As states start to slowly, cautiously re-open, there is an excitement and relief surrounding the revived freedom of daily life. And also…there is a small whisper of pressure that can accompany the return to normalcy. The pressure to be far too busy once again. The pressure to go out and do ALL the things we could not during quarantine or (for my people pleasers) to be all things to all people.
Maybe you have enjoyed increased space and time to process, time with your family, or more work flexibility during quarantine. You do not have to leave those rhythms behind as we move forward. Take from this season what will grow you on your journey, and ditch the rest. Below we outline 3 habits to take with you post-quarantine.
Seek Less Noise
If this quarantine has taught us anything, it is this: in person interaction is priceless. While technology has made working from home a reality for many of us during this time, it has also illuminated the amount of online noise that inundates our minds on a daily basis. The noise can come through in the form of social media posts, emails, work calls, and work messaging apps in a way that feels as if we must be glued to our devices 24/7.
It is okay to be still after this time has faded. It is okay to turn off our devices, get outside, or gather with our people in person rather than over social media. It is okay to slow down, take a deep breath, and dial down the noise.
Let Things Go
Such a large amount of change has made clear what is important in our lives and what is not. Aside from businesses and employees being declared “essential,” many of us have taken time to reflect upon what is essential in our daily lives. Letting things go — habits, relationships, unhealthy routines, etc. has become an important part of this pandemic for many. Taking the time and space to let go of things that no longer serve you is an important practice to hold close after this season
Check-In With Your Needs
Grief, disappointment, and heartbreak have been a reality for many throughout COVID-19, and the presence of these difficult emotions have caused us to ask ourselves day-to-day, What do I need right now? Self-care has become the new normal. Maybe you have become more in-tune with your morning and evening routines, your sleep habits, or your mental health.

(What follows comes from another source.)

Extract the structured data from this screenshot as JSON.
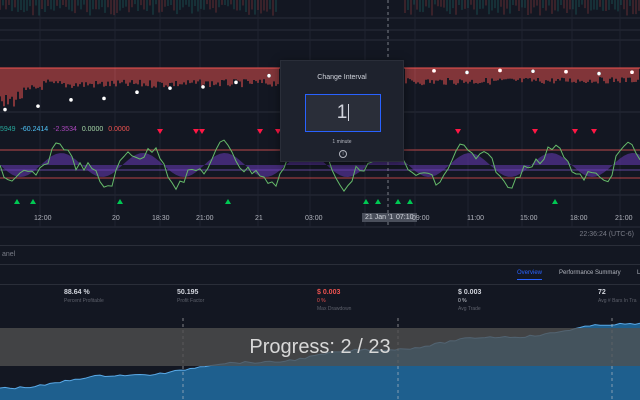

Checking-in with our needs daily leads us into deeper self-awareness and compassion for ourselves and others. May we seek to stay in touch with the needs of our minds, bodies, and spirits once this season passes.